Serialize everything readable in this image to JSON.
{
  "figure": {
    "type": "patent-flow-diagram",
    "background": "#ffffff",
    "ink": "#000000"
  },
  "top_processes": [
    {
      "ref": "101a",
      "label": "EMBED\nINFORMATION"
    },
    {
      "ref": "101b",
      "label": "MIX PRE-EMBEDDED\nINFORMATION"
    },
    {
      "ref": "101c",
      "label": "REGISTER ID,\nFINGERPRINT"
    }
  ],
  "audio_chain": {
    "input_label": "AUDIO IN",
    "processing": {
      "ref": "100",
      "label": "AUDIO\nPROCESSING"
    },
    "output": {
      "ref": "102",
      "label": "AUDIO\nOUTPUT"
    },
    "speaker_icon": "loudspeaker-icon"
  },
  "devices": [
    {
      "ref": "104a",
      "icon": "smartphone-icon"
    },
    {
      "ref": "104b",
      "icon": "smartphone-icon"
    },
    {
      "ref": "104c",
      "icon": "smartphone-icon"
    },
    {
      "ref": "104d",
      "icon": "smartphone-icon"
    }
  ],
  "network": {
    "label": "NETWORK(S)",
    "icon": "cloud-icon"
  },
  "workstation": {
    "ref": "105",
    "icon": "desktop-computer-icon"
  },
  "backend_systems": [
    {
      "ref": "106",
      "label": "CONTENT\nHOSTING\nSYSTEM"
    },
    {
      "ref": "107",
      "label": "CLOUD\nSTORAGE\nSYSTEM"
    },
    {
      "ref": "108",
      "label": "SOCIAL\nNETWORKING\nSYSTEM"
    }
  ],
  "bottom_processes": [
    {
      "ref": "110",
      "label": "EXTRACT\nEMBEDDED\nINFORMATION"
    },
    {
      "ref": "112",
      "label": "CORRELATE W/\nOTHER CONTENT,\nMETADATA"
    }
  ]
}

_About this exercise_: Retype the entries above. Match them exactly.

_Answer for this exercise_:
Serialize everything readable in this image to JSON.
{
  "figure": {
    "type": "patent-flow-diagram",
    "background": "#ffffff",
    "ink": "#000000"
  },
  "top_processes": [
    {
      "ref": "101a",
      "label": "EMBED\nINFORMATION"
    },
    {
      "ref": "101b",
      "label": "MIX PRE-EMBEDDED\nINFORMATION"
    },
    {
      "ref": "101c",
      "label": "REGISTER ID,\nFINGERPRINT"
    }
  ],
  "audio_chain": {
    "input_label": "AUDIO IN",
    "processing": {
      "ref": "100",
      "label": "AUDIO\nPROCESSING"
    },
    "output": {
      "ref": "102",
      "label": "AUDIO\nOUTPUT"
    },
    "speaker_icon": "loudspeaker-icon"
  },
  "devices": [
    {
      "ref": "104a",
      "icon": "smartphone-icon"
    },
    {
      "ref": "104b",
      "icon": "smartphone-icon"
    },
    {
      "ref": "104c",
      "icon": "smartphone-icon"
    },
    {
      "ref": "104d",
      "icon": "smartphone-icon"
    }
  ],
  "network": {
    "label": "NETWORK(S)",
    "icon": "cloud-icon"
  },
  "workstation": {
    "ref": "105",
    "icon": "desktop-computer-icon"
  },
  "backend_systems": [
    {
      "ref": "106",
      "label": "CONTENT\nHOSTING\nSYSTEM"
    },
    {
      "ref": "107",
      "label": "CLOUD\nSTORAGE\nSYSTEM"
    },
    {
      "ref": "108",
      "label": "SOCIAL\nNETWORKING\nSYSTEM"
    }
  ],
  "bottom_processes": [
    {
      "ref": "110",
      "label": "EXTRACT\nEMBEDDED\nINFORMATION"
    },
    {
      "ref": "112",
      "label": "CORRELATE W/\nOTHER CONTENT,\nMETADATA"
    }
  ]
}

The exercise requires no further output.